Maybe required testing will make a come-back, maybe some new test will come to dominate SAT and ACT, or maybe (but less likely) standardized testing will disappear. But the middle ground of “send us scores if you want to” won’t be around for too long, because there’s no good reason for it to exist.
It’s a question I hear all the time: “I got _____ on the SAT. Is that good?” Everyone would like to know that their test scores are good. That they’re valuable, that they’re going to help a student get what she wants, like admission to a top-choice college or a scholarship. The problem, of course, is that none of us are quite sure what makes a test score “good.”
What I’d like to do today is go over all the ways I can think to answer that question, from the fairly objective to the completely dysfunctional. There are a lot of ways to think about your test scores.
SAT scores are weird. You get a number, ending in a zero, on a scale of 200 to 800, twice: one for reading & writing, one for math. You get a total score between 400 and 1600...except, of course, for those years when the writing was separate and you got somewhere between 600 and 2400. You're allowed to take the test multiple times and combine your highest reading & writing score with your highest math score, giving you a "superscore" that's higher than the total scores you got any of the individual times you took the test.

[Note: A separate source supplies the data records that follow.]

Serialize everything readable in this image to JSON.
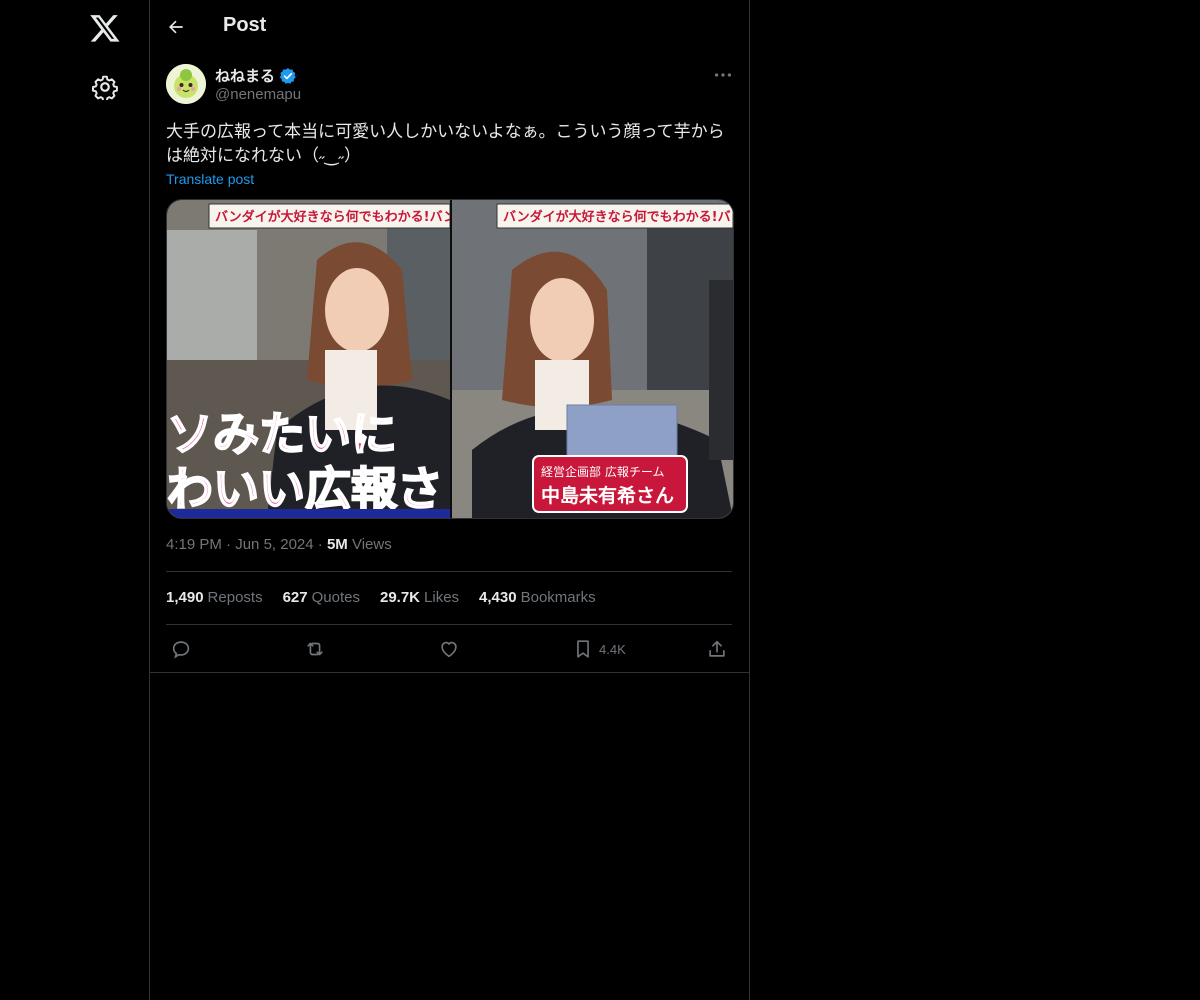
{
  "nav": {
    "logo_icon": "x-logo-icon",
    "settings_icon": "gear-icon"
  },
  "header": {
    "title": "Post"
  },
  "post": {
    "display_name": "ねねまる",
    "handle": "@nenemapu",
    "text": "大手の広報って本当に可愛い人しかいないよなぁ。こういう顔って芋からは絶対になれない（˶‿˶）",
    "translate_label": "Translate post",
    "media": {
      "left_banner": "バンダイが大好きなら何でもわかる!バンダ",
      "left_caption_line1": "ソみたいに",
      "left_caption_line2": "わいい広報さ",
      "right_banner": "バンダイが大好きなら何でもわかる!バンダ",
      "right_caption_line1": "経営企画部 広報チーム",
      "right_caption_line2": "中島未有希さん"
    },
    "time": "4:19 PM",
    "date": "Jun 5, 2024",
    "views_count": "5M",
    "views_label": "Views",
    "stats": {
      "reposts_count": "1,490",
      "reposts_label": "Reposts",
      "quotes_count": "627",
      "quotes_label": "Quotes",
      "likes_count": "29.7K",
      "likes_label": "Likes",
      "bookmarks_count": "4,430",
      "bookmarks_label": "Bookmarks"
    },
    "actions": {
      "bookmark_count": "4.4K"
    }
  },
  "colors": {
    "accent": "#1d9bf0",
    "background": "#000000",
    "muted": "#71767b",
    "border": "#2f3336"
  }
}
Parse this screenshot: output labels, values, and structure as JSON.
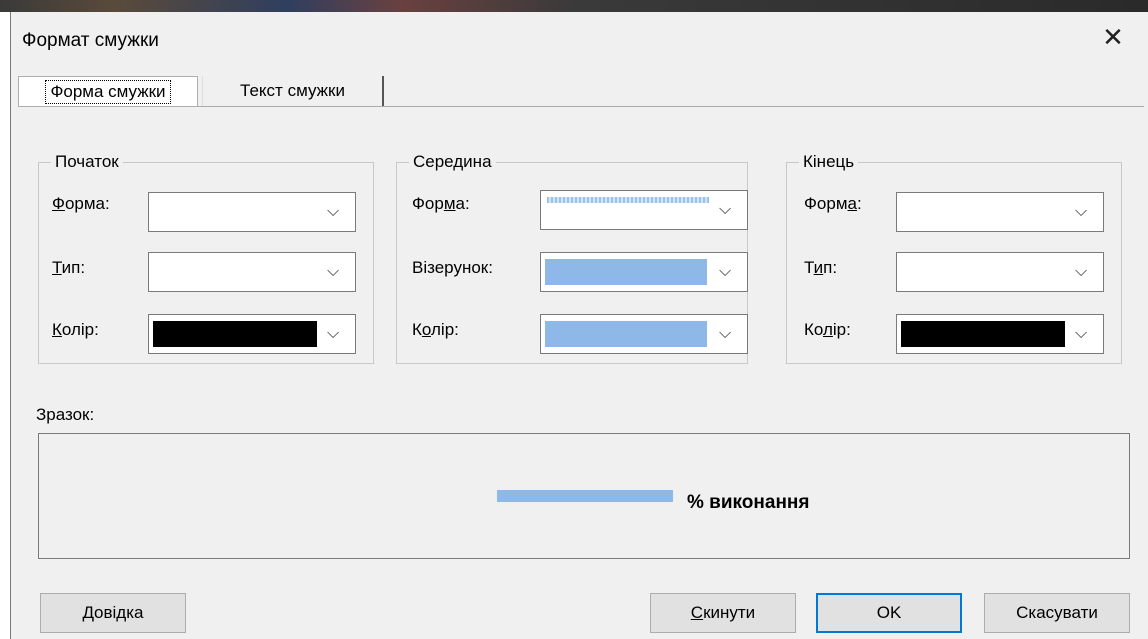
{
  "dialog": {
    "title": "Формат смужки",
    "close_icon": "close-icon"
  },
  "tabs": [
    {
      "label": "Форма смужки",
      "active": true
    },
    {
      "label": "Текст смужки",
      "active": false
    }
  ],
  "groups": {
    "start": {
      "legend": "Початок",
      "shape_label": {
        "pre": "",
        "u": "Ф",
        "post": "орма:"
      },
      "type_label": {
        "pre": "",
        "u": "Т",
        "post": "ип:"
      },
      "color_label": {
        "pre": "",
        "u": "К",
        "post": "олір:"
      },
      "color_value": "#000000"
    },
    "middle": {
      "legend": "Середина",
      "shape_label": {
        "pre": "Фор",
        "u": "м",
        "post": "а:"
      },
      "pattern_label": "Візерунок:",
      "color_label": {
        "pre": "К",
        "u": "о",
        "post": "лір:"
      },
      "color_value": "#8db8e8"
    },
    "end": {
      "legend": "Кінець",
      "shape_label": {
        "pre": "Форм",
        "u": "а",
        "post": ":"
      },
      "type_label": {
        "pre": "Т",
        "u": "и",
        "post": "п:"
      },
      "color_label": {
        "pre": "Ко",
        "u": "л",
        "post": "ір:"
      },
      "color_value": "#000000"
    }
  },
  "sample": {
    "label": "Зразок:",
    "text": "% виконання"
  },
  "buttons": {
    "help": {
      "u": "Д",
      "post": "овідка"
    },
    "reset": {
      "u": "С",
      "post": "кинути"
    },
    "ok": "OK",
    "cancel": "Скасувати"
  }
}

And then what? What does that number even mean?
You need to take the SAT, ACT, or both for college admissions, but there's another test you should consider taking for yourself. It's called the Myers-Briggs. The first thing a professional would point out is that the Myers-Briggs is an "instrument," not a test. There aren't It's a way of gauging and categorizing personality.